[t]his week from Sept. 27-Oct. 4 kicks off an annual celebration of freedom of thought and speech — Banned Books Week.
I was going to pick a banned book to read this week, but I forgot all about it, and now it's here already! Oops!
But you know what I'll do, and I'll encourage you to do the same: Read something that would normally be banned from your own reading list or your own mind. Read something (anything - a book, an essay, a magazine) from another faith, from another country, from the other gender, or from the other end of the political spectrum. Maybe you'll get your own beliefs challenged, and maybe you'll get them reinforced. Either one is good, no? Use that brain you got! Exercise that grey matter!
The Ethicurean, one of the food blogs I read, points me to a series of articles in the San Francisco Chronicle: Food Conscious. The intro says:

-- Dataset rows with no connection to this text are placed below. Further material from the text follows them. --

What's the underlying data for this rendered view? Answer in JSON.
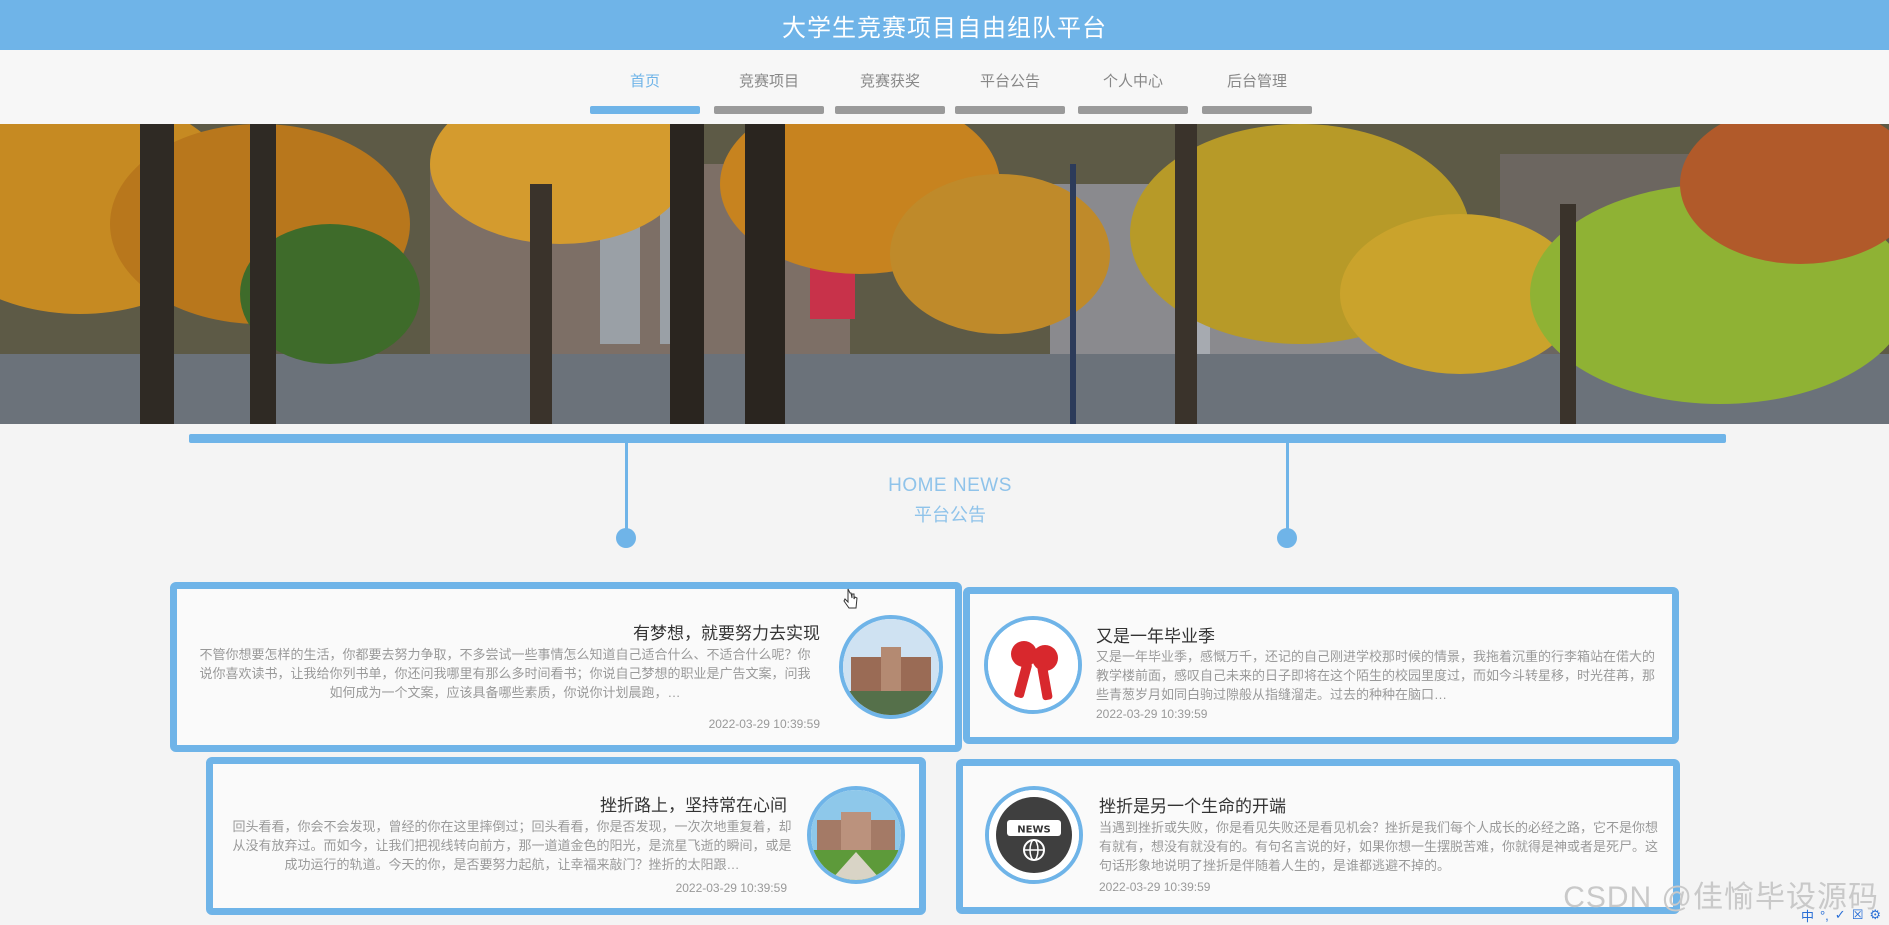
{
  "header": {
    "title": "大学生竞赛项目自由组队平台"
  },
  "nav": {
    "items": [
      {
        "label": "首页",
        "active": true
      },
      {
        "label": "竞赛项目",
        "active": false
      },
      {
        "label": "竞赛获奖",
        "active": false
      },
      {
        "label": "平台公告",
        "active": false
      },
      {
        "label": "个人中心",
        "active": false
      },
      {
        "label": "后台管理",
        "active": false
      }
    ]
  },
  "section": {
    "title_en": "HOME NEWS",
    "title_cn": "平台公告"
  },
  "news": [
    {
      "title": "有梦想，就要努力去实现",
      "body": "不管你想要怎样的生活，你都要去努力争取，不多尝试一些事情怎么知道自己适合什么、不适合什么呢？你说你喜欢读书，让我给你列书单，你还问我哪里有那么多时间看书；你说自己梦想的职业是广告文案，问我如何成为一个文案，应该具备哪些素质，你说你计划晨跑，…",
      "date": "2022-03-29 10:39:59",
      "icon": "campus-building-icon"
    },
    {
      "title": "又是一年毕业季",
      "body": "又是一年毕业季，感慨万千，还记的自己刚进学校那时候的情景，我拖着沉重的行李箱站在偌大的教学楼前面，感叹自己未来的日子即将在这个陌生的校园里度过，而如今斗转星移，时光荏苒，那些青葱岁月如同白驹过隙般从指缝溜走。过去的种种在脑口…",
      "date": "2022-03-29 10:39:59",
      "icon": "microphone-icon"
    },
    {
      "title": "挫折路上，坚持常在心间",
      "body": "回头看看，你会不会发现，曾经的你在这里摔倒过；回头看看，你是否发现，一次次地重复着，却从没有放弃过。而如今，让我们把视线转向前方，那一道道金色的阳光，是流星飞逝的瞬间，或是成功运行的轨道。今天的你，是否要努力起航，让幸福来敲门？挫折的太阳跟…",
      "date": "2022-03-29 10:39:59",
      "icon": "campus-lawn-icon"
    },
    {
      "title": "挫折是另一个生命的开端",
      "body": "当遇到挫折或失败，你是看见失败还是看见机会？挫折是我们每个人成长的必经之路，它不是你想有就有，想没有就没有的。有句名言说的好，如果你想一生摆脱苦难，你就得是神或者是死尸。这句话形象地说明了挫折是伴随着人生的，是谁都逃避不掉的。",
      "date": "2022-03-29 10:39:59",
      "icon": "news-globe-icon"
    }
  ],
  "watermark": "CSDN @佳愉毕设源码",
  "tray": [
    "中",
    "°,",
    "✓",
    "☒",
    "⚙"
  ]
}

In the Food section, we've done stories about eating within the Bay Area foodshed, how to buy grass-fed beef right off the ranch, how to avoid trans fat, what constitutes sustainable seafood, and how the mass market is changing organic food, among many other topics. With Food Conscious, we intend to sharpen that focus. If choices are all about transparency, we want to visit the ranches and farms for people who don't have the time.

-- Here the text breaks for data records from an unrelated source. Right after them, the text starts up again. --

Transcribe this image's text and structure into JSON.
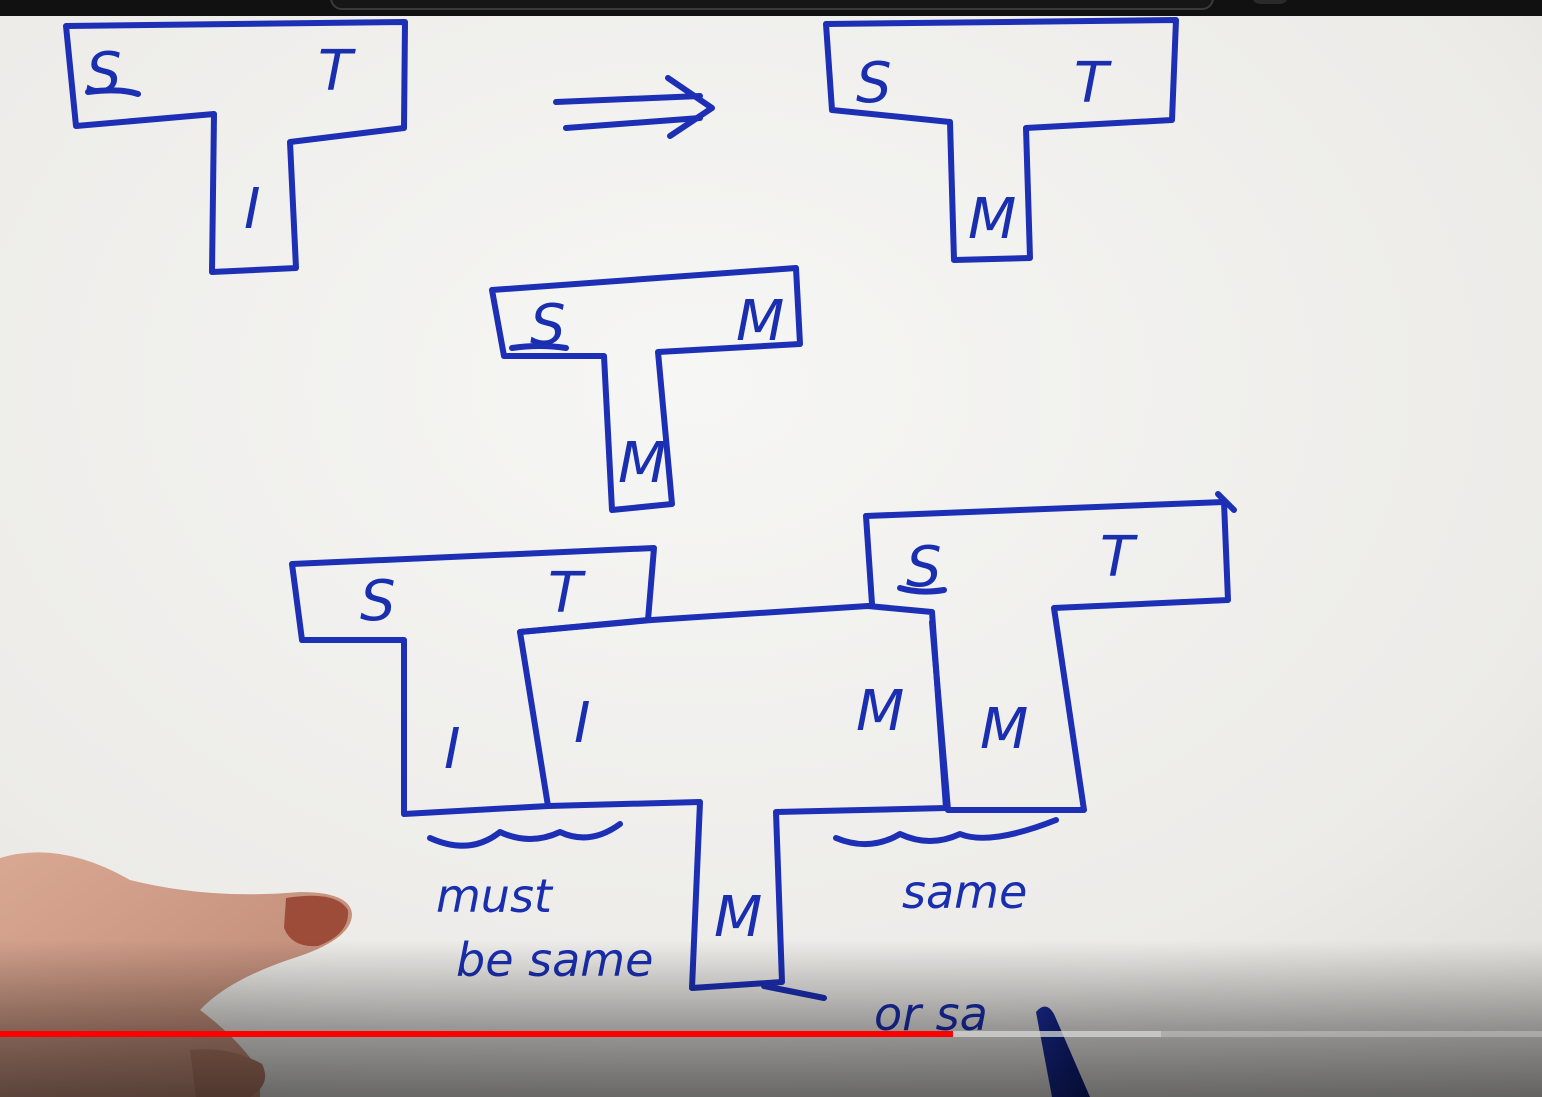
{
  "colors": {
    "ink": "#1c2fb5",
    "whiteboard": "#f2f2f0",
    "progress_played": "#ff0000"
  },
  "player": {
    "progress_played": 0.618,
    "progress_loaded": 0.753
  },
  "board": {
    "top_left_shape": {
      "left": "S",
      "right": "T",
      "stem": "I"
    },
    "arrow": "⟹",
    "top_right_shape": {
      "left": "S",
      "right": "T",
      "stem": "M"
    },
    "middle_shape": {
      "left": "S",
      "right": "M",
      "stem": "M"
    },
    "bottom_left_shape": {
      "left": "S",
      "right": "T",
      "stem": "I"
    },
    "bottom_center_shape": {
      "left": "I",
      "right": "M",
      "stem": "M"
    },
    "bottom_right_shape": {
      "left": "S",
      "right": "T",
      "stem": "M"
    },
    "note_left_1": "must",
    "note_left_2": "be same",
    "note_right": "same",
    "note_bottom": "or sa"
  }
}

We also want to try to cut through rampant obfuscation and misinformation about food, much of it generated by the food industry, marketers, advertisers and the government.
The NYTimes reports that McCain Seeks to Delay First Debate Amid Financial Crisis. Can't say I blame him - it does sound like a good idea to get this dealt with quickly, without added campaign distractions. On the other hand, isn't this the perfect opportunity for everyone to find out how McCain and Obama are planning to deal with this? I hope it'll still be on, and I'm planning to watch.
Let me take you back to 1997, and a conversation I had with Paul Schrader, author of "Taxi Driver," director of "Mishima" and "American Gigolo." He told me that after "Pulp Fiction," we were leaving an existential age and entering an age of irony.
"The existential dilemma," he said, "is, 'should I live?' And the ironic answer is, 'does it matter?' Everything in the ironic world has quotation marks around it. You don't actually kill somebody; you 'kill' them. It doesn't really matter if you put the baby in front of the runaway car because it's only a 'baby' and it's only a 'car'."
In other words, the scene isn't about the baby. The scene is about scenes about babies.
To sense the irony, you have to sense the invisible quotation marks. I suspect quotation marks may be growing imperceptible to us. We may be leaving an age of irony and entering an age of credulity. In a time of shortened attention spans and instant gratification, trained by web surfing and movies with an average shot length of seconds, we absorb rather than contemplate. We want to gobble all the food on the plate, instead of considering each bite. We accept rather than select.
Please read the whole article, wherein Ebert mentions his Q&A on creationism, baby-eating Irish, and Hamlet.
After decades of immigration from Asia and Latin America, Silicon Valley has hit a linguistic milestone that is rare in America: For the first time, a majority of Santa Clara County residents speak a language other than English at home.
In 2007, Santa Clara was one of just 10 counties in the United States where more than 50 percent of residents speak a foreign language at home, according to new U.S. Census Bureau data being released today.
It's one of many reasons I love living here.
Oh, and me? My household languages are English, German and Catinese.